(Items from a dataset)

- Opening Delimiter -

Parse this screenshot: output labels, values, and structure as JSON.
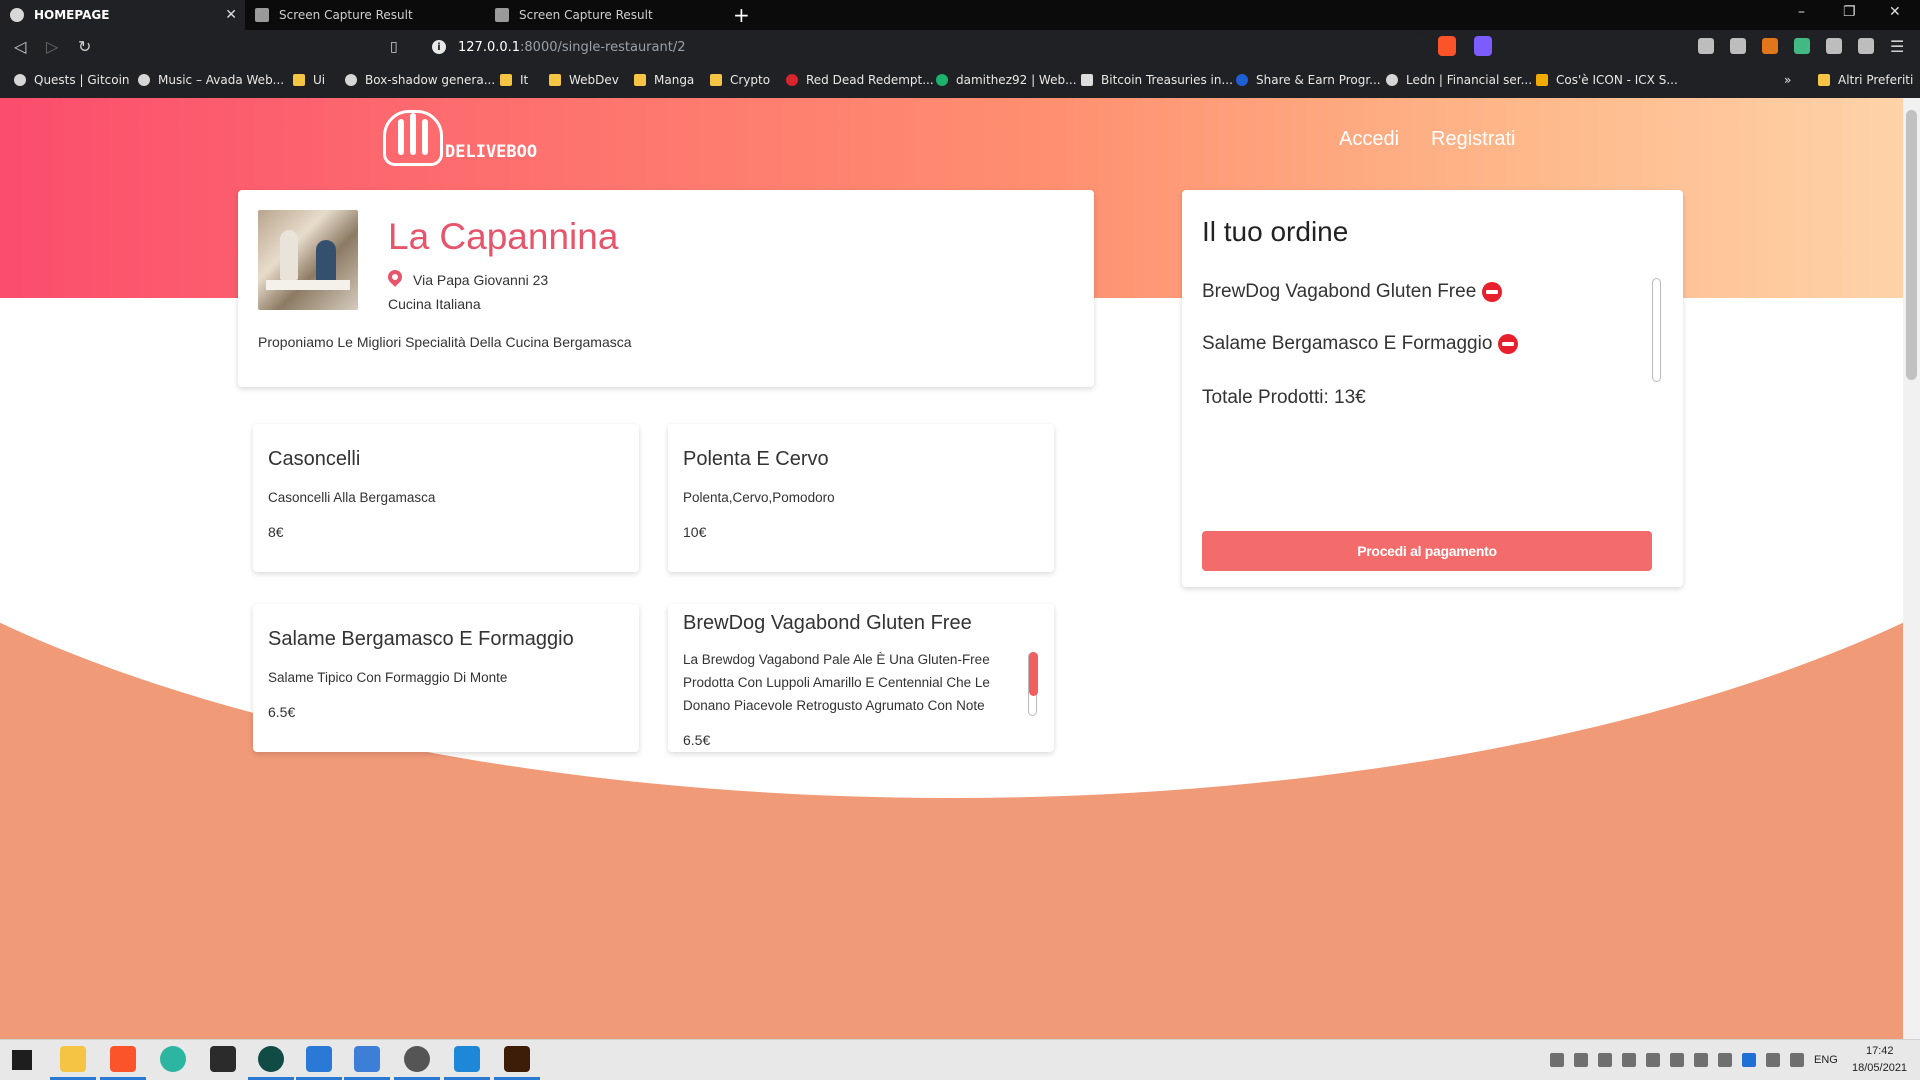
{
  "browser": {
    "tabs": [
      {
        "label": "HOMEPAGE",
        "active": true
      },
      {
        "label": "Screen Capture Result",
        "active": false
      },
      {
        "label": "Screen Capture Result",
        "active": false
      }
    ],
    "new_tab": "+",
    "url_host": "127.0.0.1",
    "url_path": ":8000/single-restaurant/2",
    "window_controls": [
      "–",
      "❐",
      "✕"
    ],
    "bookmarks": [
      "Quests | Gitcoin",
      "Music – Avada Web...",
      "Ui",
      "Box-shadow genera...",
      "It",
      "WebDev",
      "Manga",
      "Crypto",
      "Red Dead Redempt...",
      "damithez92 | Web...",
      "Bitcoin Treasuries in...",
      "Share & Earn Progr...",
      "Ledn | Financial ser...",
      "Cos'è ICON - ICX S..."
    ],
    "bookmarks_more": "»",
    "other_bookmarks": "Altri Preferiti"
  },
  "header": {
    "logo_text": "DELIVEBOO",
    "nav": [
      "Accedi",
      "Registrati"
    ]
  },
  "restaurant": {
    "name": "La Capannina",
    "address": "Via Papa Giovanni 23",
    "cuisine": "Cucina Italiana",
    "description": "Proponiamo Le Migliori Specialità Della Cucina Bergamasca"
  },
  "dishes": [
    {
      "name": "Casoncelli",
      "description": "Casoncelli Alla Bergamasca",
      "price": "8€"
    },
    {
      "name": "Polenta E Cervo",
      "description": "Polenta,Cervo,Pomodoro",
      "price": "10€"
    },
    {
      "name": "Salame Bergamasco E Formaggio",
      "description": "Salame Tipico Con Formaggio Di Monte",
      "price": "6.5€"
    },
    {
      "name": "BrewDog Vagabond Gluten Free",
      "description_lines": [
        "La Brewdog Vagabond Pale Ale È Una Gluten-Free",
        "Prodotta Con Luppoli Amarillo E Centennial Che Le",
        "Donano Piacevole Retrogusto Agrumato Con Note"
      ],
      "price": "6.5€"
    }
  ],
  "order": {
    "title": "Il tuo ordine",
    "items": [
      "BrewDog Vagabond Gluten Free",
      "Salame Bergamasco E Formaggio"
    ],
    "total": "Totale Prodotti: 13€",
    "pay_button": "Procedi al pagamento"
  },
  "taskbar": {
    "language": "ENG",
    "time": "17:42",
    "date": "18/05/2021"
  },
  "colors": {
    "accent": "#e5566c",
    "button": "#f46b6b",
    "remove": "#e8202d",
    "wave": "#f09a78"
  }
}
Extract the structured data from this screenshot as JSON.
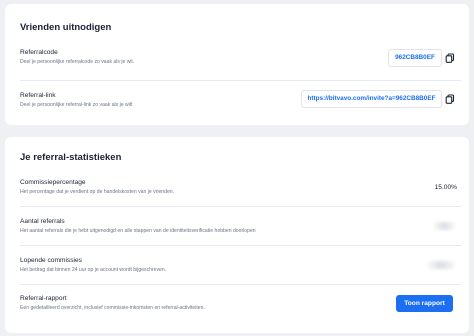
{
  "invite": {
    "title": "Vrienden uitnodigen",
    "referral_code": {
      "label": "Referralcode",
      "description": "Deel je persoonlijke referralcode zo vaak als je wil.",
      "value": "962CB8B0EF"
    },
    "referral_link": {
      "label": "Referral-link",
      "description": "Deel je persoonlijke referral-link zo vaak als je wilt",
      "value": "https://bitvavo.com/invite?a=962CB8B0EF"
    },
    "copy_icon": "copy-icon"
  },
  "stats": {
    "title": "Je referral-statistieken",
    "commission": {
      "label": "Commissiepercentage",
      "description": "Het percentage dat je verdient op de handelskosten van je vrienden.",
      "value": "15.00%"
    },
    "referral_count": {
      "label": "Aantal referrals",
      "description": "Het aantal referrals die je hebt uitgenodigd en alle stappen van de identiteitsverificatie hebben doorlopen"
    },
    "pending": {
      "label": "Lopende commissies",
      "description": "Het bedrag dat binnen 24 uur op je account wordt bijgeschreven."
    },
    "report": {
      "label": "Referral-rapport",
      "description": "Een gedetailleerd overzicht, inclusief commissie-inkomsten en referral-activiteiten.",
      "button_label": "Toon rapport"
    }
  },
  "colors": {
    "accent": "#1b6ff0",
    "background": "#eef0f4",
    "card": "#ffffff"
  }
}
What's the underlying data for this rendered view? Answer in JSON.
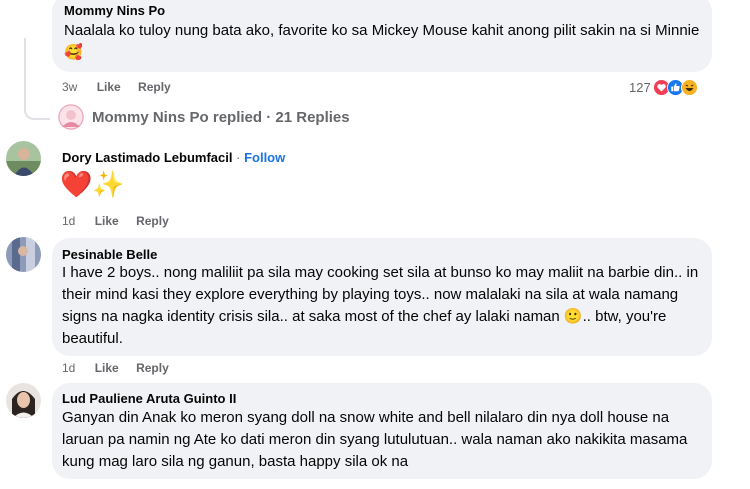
{
  "comments": [
    {
      "author": "Mommy Nins Po",
      "text": "Naalala ko tuloy nung bata ako, favorite ko sa Mickey Mouse kahit anong pilit sakin na si Minnie",
      "emoji": "🥰",
      "time": "3w",
      "like": "Like",
      "reply": "Reply",
      "reaction_count": "127",
      "reactions": [
        "heart-reaction",
        "like-reaction",
        "haha-reaction"
      ],
      "replies_summary": {
        "author": "Mommy Nins Po",
        "verb": "replied",
        "sep": "·",
        "count": "21 Replies"
      }
    },
    {
      "author": "Dory Lastimado Lebumfacil",
      "sep": "·",
      "follow": "Follow",
      "emoji": "❤️✨",
      "time": "1d",
      "like": "Like",
      "reply": "Reply"
    },
    {
      "author": "Pesinable Belle",
      "text": "I have 2 boys.. nong maliliit pa sila may cooking set sila at bunso ko may maliit na barbie din.. in their mind kasi they explore everything by playing toys.. now malalaki na sila at wala namang signs na nagka identity crisis sila.. at saka most of the chef ay lalaki naman",
      "emoji": "🙂",
      "text_after": ".. btw, you're beautiful.",
      "time": "1d",
      "like": "Like",
      "reply": "Reply"
    },
    {
      "author": "Lud Pauliene Aruta Guinto II",
      "text": "Ganyan din Anak ko meron syang doll na snow white and bell nilalaro din nya doll house na laruan pa namin ng Ate ko dati meron din syang lutulutuan.. wala naman ako nakikita masama kung mag laro sila ng ganun, basta happy sila ok na"
    }
  ],
  "colors": {
    "bubble": "#f0f2f5",
    "meta": "#65676b",
    "link": "#1b74e4",
    "text": "#050505"
  }
}
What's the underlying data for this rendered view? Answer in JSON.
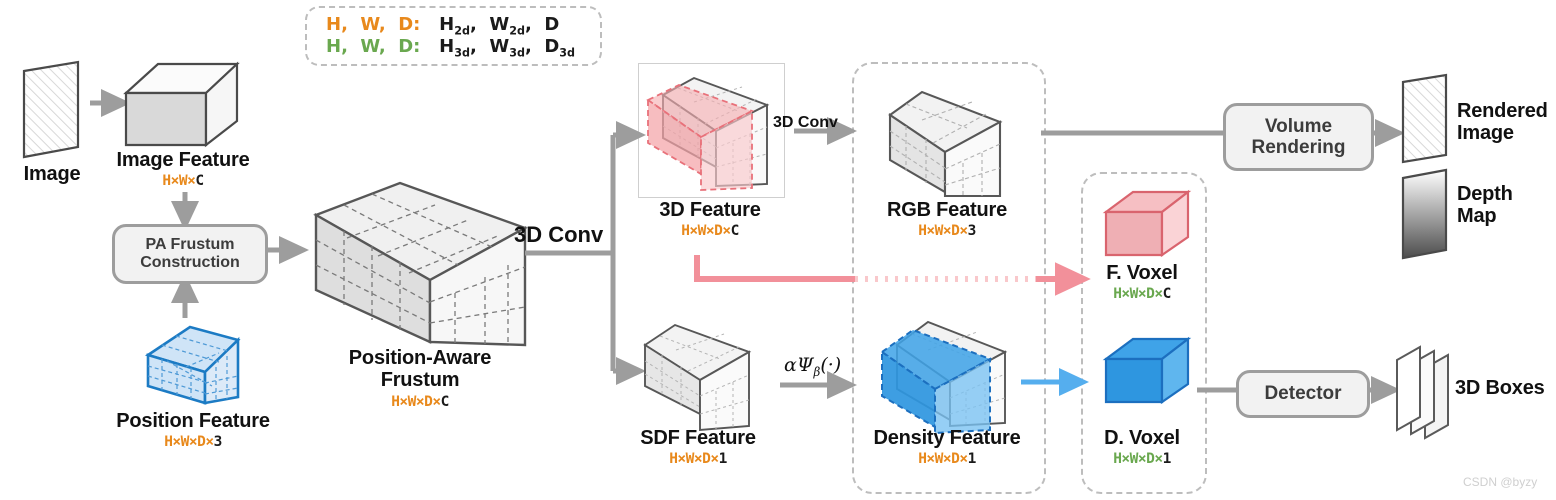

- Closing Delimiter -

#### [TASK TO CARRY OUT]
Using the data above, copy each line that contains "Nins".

#### [SOLVED EXERCISE]
      "author": "Mommy Nins Po",
        "author": "Mommy Nins Po",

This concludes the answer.